Virtual learning is being promoted by the government to overcome faculty shortages and also make the best trainers available to students across the state. The Directorate of Medical Education(DME) is all set to launch a virtual education platform in all its medical colleges.
This new tool for imparting medical learning will help a medical student sitting in a Kolhapur Government College classroom witness a live surgery being performed by experts from Mumbai or elsewhere in the state. Lectures delivered by the best faculty across the state will be transmitted live in all the 16 government medical colleges.
Dr Pravin Shingare, Director, DMER, said, “The idea is to offer students the best of education available in government-run colleges. Our best anatomy teacher could be in a college in Akola, or the best orthopaedic surgeon could be from Nagpur. We are trying to bring them all on a single platform for all students in this process of knowledge-sharing.” Private surgeons could also, if willing, spare an hour, once in 15 days to deliver a special lecture.
Another positive aspect of virtual platform learning will be that students will be able to watch live surgeries carried out in private hospitals.
“Currently, medical students are allowed to see the surgeries from a room outside the operation theatre. In the new set-up, all major surgeries, including angioplasty, transplant and even cancer surgeries in any hospital can be relayed live to students from 16 colleges. We can request some private hospitals too to help us with their recordings,” said Shingare.
A common time table with the related topics for these additional lectures will be released for all the 16 colleges. 2% of the regular lectures at all these colleges will be done away with, in order to accommodate the virtual platform lessons, added Shingare.
The concept of virtual platform learning has been welcomed by many experts, however, some have expressed reservations about live surgical demonstrations.
Dean, KEM Hospital, Dr Avinash Supe, while welcoming the concept of virtual learning expressed the need for refraining from live surgical demonstrations. He said, “There are ethical issues involved in the live demonstration of surgeries. It is a critical issue and is widely debated.

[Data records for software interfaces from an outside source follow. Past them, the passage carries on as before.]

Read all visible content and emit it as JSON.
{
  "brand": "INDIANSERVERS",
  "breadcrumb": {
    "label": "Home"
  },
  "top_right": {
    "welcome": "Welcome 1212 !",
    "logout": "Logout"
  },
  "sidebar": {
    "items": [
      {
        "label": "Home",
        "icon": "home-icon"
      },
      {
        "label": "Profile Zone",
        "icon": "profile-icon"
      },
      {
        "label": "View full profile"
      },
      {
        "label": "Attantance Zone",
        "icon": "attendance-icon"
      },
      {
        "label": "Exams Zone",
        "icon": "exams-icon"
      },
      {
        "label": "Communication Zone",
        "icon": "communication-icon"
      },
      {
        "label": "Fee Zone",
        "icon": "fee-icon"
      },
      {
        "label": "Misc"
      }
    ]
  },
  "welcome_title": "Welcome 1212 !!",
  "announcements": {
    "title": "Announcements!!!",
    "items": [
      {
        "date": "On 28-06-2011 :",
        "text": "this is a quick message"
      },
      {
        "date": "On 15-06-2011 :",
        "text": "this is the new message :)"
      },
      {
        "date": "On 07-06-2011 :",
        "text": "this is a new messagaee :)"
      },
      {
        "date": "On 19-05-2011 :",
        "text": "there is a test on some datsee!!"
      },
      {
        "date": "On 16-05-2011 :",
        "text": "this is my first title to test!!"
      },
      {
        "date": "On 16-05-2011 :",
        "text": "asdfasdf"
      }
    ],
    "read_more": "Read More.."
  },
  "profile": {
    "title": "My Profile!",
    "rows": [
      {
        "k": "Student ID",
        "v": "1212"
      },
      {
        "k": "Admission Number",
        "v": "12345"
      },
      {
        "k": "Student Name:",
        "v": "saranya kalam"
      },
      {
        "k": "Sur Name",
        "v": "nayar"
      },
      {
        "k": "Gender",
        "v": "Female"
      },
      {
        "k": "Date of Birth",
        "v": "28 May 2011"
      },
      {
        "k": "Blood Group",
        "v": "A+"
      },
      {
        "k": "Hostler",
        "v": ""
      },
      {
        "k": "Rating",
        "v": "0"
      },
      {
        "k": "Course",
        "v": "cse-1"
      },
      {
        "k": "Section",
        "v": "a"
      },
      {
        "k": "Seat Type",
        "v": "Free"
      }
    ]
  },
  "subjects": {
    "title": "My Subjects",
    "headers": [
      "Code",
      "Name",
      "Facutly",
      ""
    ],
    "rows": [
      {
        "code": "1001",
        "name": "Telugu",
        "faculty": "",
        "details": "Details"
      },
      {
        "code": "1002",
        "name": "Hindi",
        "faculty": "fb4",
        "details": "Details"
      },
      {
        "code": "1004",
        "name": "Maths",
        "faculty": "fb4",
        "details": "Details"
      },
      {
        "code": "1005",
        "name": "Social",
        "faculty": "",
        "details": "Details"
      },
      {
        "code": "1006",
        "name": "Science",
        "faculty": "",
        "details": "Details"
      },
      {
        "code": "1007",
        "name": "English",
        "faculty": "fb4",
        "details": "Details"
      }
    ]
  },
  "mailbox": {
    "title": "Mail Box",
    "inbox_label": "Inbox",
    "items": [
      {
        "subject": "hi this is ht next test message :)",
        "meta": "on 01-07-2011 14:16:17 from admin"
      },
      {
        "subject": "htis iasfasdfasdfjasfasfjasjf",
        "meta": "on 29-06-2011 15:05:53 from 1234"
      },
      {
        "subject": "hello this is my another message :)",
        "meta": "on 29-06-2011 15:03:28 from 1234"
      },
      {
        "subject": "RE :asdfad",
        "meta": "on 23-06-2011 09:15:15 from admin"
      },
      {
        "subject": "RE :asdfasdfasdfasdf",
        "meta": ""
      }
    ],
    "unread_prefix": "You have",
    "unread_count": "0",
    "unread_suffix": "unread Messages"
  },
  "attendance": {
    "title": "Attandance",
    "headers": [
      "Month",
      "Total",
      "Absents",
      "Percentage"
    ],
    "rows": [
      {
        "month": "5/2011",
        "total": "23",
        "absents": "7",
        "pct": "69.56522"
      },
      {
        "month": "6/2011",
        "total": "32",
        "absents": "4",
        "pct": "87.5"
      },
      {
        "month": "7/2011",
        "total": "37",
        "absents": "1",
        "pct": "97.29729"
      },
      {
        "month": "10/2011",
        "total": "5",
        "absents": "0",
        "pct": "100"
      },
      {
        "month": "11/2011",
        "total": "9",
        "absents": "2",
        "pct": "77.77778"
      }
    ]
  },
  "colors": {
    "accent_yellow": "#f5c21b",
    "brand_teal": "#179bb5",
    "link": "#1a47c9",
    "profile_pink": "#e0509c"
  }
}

I would rather prefer recording the surgeries and telecasting them for students later.” KEM Hospital already uses several online platforms to impart education.
Shingare countering Supe’s stand said there will not be any scope for negligence in the process, as an assistant surgeon, who is not performing the surgery, will explain it to the students, reported the TOI.
Three dental colleges who share their campuses with medical institutions will also stand to benefit from the virtual infra structure being set up for these activities.
The Association of Medical Consultants, will be partially funding the infrastructural costs entailed in the setting up of the virtual learning program, in medical colleges.